University of Connecticut communication professor Elizabeth Hintz developed the theory of communicative disenfranchisement while studying the experiences of patients with multiple pain syndromes.
Ranging in age from 21-70, the majority of the participants in the current study were white. Six of the women were Black and the remaining three were Filipina, Hispanic or Middle Eastern. However, eight of the participants said they were multiracial.
When these women’s concerns were invalidated by their health care providers, they attributed their clinicians’ discrediting them to their race and economic or insurance status, according to the study.
Those whose mental health or reproductive health problems began during childhood or adolescence said their parents’ skepticism about their health problems, their family’s conservative values or lack of economic resources prevented them from obtaining the health care they needed until they became adults or entered college.
Study participants recounted experiences with clinicians who shamed or scolded them for their physical and mental health issues, made humiliating remarks about their bodies and weight, and attributed their health issues to “poor self-management and a personal failure to be doctorable—to present problems in ways that are worthy of medical care and attention,” the team wrote.
Many patients’ stories resembled “chaos narratives” where their well-being was negatively affected rather than improved by their interactions with providers.
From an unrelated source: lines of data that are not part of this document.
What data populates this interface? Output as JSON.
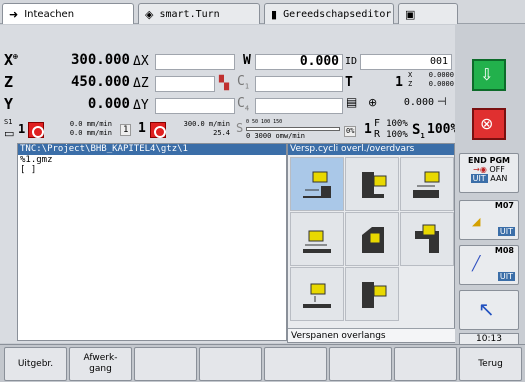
{
  "tabs": [
    {
      "label": "Inteachen",
      "icon": "arrow-right-icon"
    },
    {
      "label": "smart.Turn",
      "icon": "diamond-arrow-icon"
    },
    {
      "label": "Gereedschapseditor",
      "icon": "tool-icon"
    },
    {
      "label": "",
      "icon": "save-icon"
    }
  ],
  "position": {
    "x_label": "X",
    "x_sup": "⊕",
    "x_value": "300.000",
    "dx_label": "ΔX",
    "z_label": "Z",
    "z_value": "450.000",
    "dz_label": "ΔZ",
    "y_label": "Y",
    "y_value": "0.000",
    "dy_label": "ΔY",
    "w_label": "W",
    "w_value": "0.000",
    "id_label": "ID",
    "id_value": "001",
    "t_label": "T",
    "t_value": "1",
    "t_x": "0.0000",
    "t_z": "0.0000",
    "t_x_label": "X",
    "t_z_label": "Z",
    "c1_label": "C",
    "c1_sub": "1",
    "c4_label": "C",
    "c4_sub": "4",
    "spindle_value": "0.000"
  },
  "status": {
    "s1_top": "S1",
    "s1_num": "1",
    "feed1_a": "0.0 mm/min",
    "feed1_b": "0.0 mm/min",
    "spindle2_num": "1",
    "spindle2_id": "1",
    "feed2_a": "300.0 m/min",
    "feed2_b": "25.4",
    "scale_ticks": "0   50  100  150",
    "range_label": "0",
    "rpm_range": "3000 omw/min",
    "pct_label": "0%",
    "f_label": "F",
    "f_value": "100%",
    "r_label": "R",
    "r_value": "100%",
    "s_label": "S",
    "s_sub": "1",
    "s_value": "100%",
    "f_num": "1"
  },
  "file": {
    "path": "TNC:\\Project\\BHB_KAPITEL4\\gtz\\1",
    "lines": [
      "%1.gmz",
      "[ ]"
    ]
  },
  "cycles": {
    "title": "Versp.cycli overl./overdvars",
    "footer": "Verspanen overlangs",
    "items": [
      {
        "icon": "longitudinal-roughing-icon",
        "selected": true
      },
      {
        "icon": "longitudinal-plunge-icon",
        "selected": false
      },
      {
        "icon": "longitudinal-extended-icon",
        "selected": false
      },
      {
        "icon": "transverse-roughing-icon",
        "selected": false
      },
      {
        "icon": "transverse-plunge-icon",
        "selected": false
      },
      {
        "icon": "transverse-extended-icon",
        "selected": false
      },
      {
        "icon": "contour-parallel-icon",
        "selected": false
      },
      {
        "icon": "contour-parallel-plunge-icon",
        "selected": false
      }
    ]
  },
  "sidebar": {
    "end_pgm": "END PGM",
    "off": "OFF",
    "uit": "UIT",
    "aan": "AAN",
    "m07": "M07",
    "m07_state": "UIT",
    "m08": "M08",
    "m08_state": "UIT",
    "time": "10:13"
  },
  "softkeys": [
    {
      "label": "Uitgebr."
    },
    {
      "label": "Afwerk-\ngang"
    },
    {
      "label": ""
    },
    {
      "label": ""
    },
    {
      "label": ""
    },
    {
      "label": ""
    },
    {
      "label": ""
    },
    {
      "label": "Terug"
    }
  ],
  "colors": {
    "accent": "#3b6ea8",
    "start_green": "#22b14c",
    "stop_red": "#e03030",
    "selected_cell": "#aac8e8"
  }
}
Each patient in the study told the team she saw several physicians before locating someone who listened to her concerns, engaged in mutual decision-making and helped her search for answers.
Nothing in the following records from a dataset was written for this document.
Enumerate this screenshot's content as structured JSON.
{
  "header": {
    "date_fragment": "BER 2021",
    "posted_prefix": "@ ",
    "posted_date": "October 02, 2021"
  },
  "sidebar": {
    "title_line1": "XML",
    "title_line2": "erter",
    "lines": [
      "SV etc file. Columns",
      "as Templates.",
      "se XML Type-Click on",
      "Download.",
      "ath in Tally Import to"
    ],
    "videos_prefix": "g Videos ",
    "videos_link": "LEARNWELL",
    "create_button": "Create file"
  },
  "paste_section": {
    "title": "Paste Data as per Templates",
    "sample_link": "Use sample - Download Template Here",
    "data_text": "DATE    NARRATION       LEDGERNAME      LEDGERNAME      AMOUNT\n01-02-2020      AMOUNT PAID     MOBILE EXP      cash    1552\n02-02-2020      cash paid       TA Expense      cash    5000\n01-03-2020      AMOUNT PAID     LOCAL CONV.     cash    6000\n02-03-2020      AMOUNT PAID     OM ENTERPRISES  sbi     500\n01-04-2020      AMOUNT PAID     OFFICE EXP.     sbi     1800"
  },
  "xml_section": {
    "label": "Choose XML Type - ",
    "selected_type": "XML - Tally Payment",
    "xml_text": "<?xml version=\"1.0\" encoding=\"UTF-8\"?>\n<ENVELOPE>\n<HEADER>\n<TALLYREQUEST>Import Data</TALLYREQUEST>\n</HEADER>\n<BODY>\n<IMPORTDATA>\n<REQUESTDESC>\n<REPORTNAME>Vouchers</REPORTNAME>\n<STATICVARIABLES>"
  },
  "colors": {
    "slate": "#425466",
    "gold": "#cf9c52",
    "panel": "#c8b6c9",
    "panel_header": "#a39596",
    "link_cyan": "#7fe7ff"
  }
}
“Reeling from dismissal, women often disengaged from health care while simultaneously questioning themselves and trying to self-manage their symptoms,” the researchers wrote. “Isolated, women wondered if their symptoms were real, worthy of attention and care, and whether receiving this kind of treatment from providers was normal.”
Feeling dehumanized and traumatized, these patients grieved for the years and life experiences such as motherhood and careers lost to poor health, the team found. However, as they developed confidence in their self-knowledge and found their voices, many women were motivated by these injustices to advocate for others in their families or their community.
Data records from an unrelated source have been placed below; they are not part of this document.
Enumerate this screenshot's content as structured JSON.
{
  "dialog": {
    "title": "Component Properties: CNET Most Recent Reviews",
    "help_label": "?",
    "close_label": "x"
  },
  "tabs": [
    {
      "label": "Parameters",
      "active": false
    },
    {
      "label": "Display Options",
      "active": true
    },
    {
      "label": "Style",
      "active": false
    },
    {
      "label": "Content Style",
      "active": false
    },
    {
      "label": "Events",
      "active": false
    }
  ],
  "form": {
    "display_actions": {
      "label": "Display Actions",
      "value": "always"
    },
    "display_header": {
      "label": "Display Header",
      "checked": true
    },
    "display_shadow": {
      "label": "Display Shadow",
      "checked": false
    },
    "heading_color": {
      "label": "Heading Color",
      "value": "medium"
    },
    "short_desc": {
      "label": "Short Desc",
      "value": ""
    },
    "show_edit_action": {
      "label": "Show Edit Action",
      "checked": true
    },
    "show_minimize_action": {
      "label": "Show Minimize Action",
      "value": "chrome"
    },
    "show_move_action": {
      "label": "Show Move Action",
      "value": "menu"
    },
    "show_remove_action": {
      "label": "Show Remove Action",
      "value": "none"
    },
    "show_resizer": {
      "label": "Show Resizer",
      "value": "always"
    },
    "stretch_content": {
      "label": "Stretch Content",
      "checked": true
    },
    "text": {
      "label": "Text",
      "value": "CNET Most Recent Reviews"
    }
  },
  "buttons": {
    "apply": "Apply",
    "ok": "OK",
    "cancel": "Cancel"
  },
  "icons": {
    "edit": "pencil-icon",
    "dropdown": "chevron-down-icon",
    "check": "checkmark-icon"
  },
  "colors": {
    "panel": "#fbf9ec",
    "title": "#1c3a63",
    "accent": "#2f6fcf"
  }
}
“I really admired these women for their strength and resilience,” Thompson said.
During the 18th and 19th centuries, women’s health complaints were often diagnosed as “hysteria”—a controversial mental health disorder and catchall diagnosis that physicians attributed to females’ supposed fragile, highly emotional nature, according to various researchers who explored the topic.
While hysteria was removed from the American Psychiatric Association’s Diagnostic and Statistical Manual for Mental Disorders in 1980, Thompson said “we now have coded, gendered language such as psychosomatic and somatoform disorders—where emotional distress triggers physical issues—that’s used when there’s no medical explanation for patients’ symptoms.”
Mitigating these biases requires that providers have cultural knowledge, including an understanding of patients’ intersectional gender and sexual identities as well as race, along with an awareness of their values and beliefs, Thompson said.
“The automatic response should be to believe women—before landing on a diagnosis or having confirmation bias, where you make a diagnosis and there’s nothing that moves you from it,” Thompson said. “To really listen to women means you do more listening than talking.”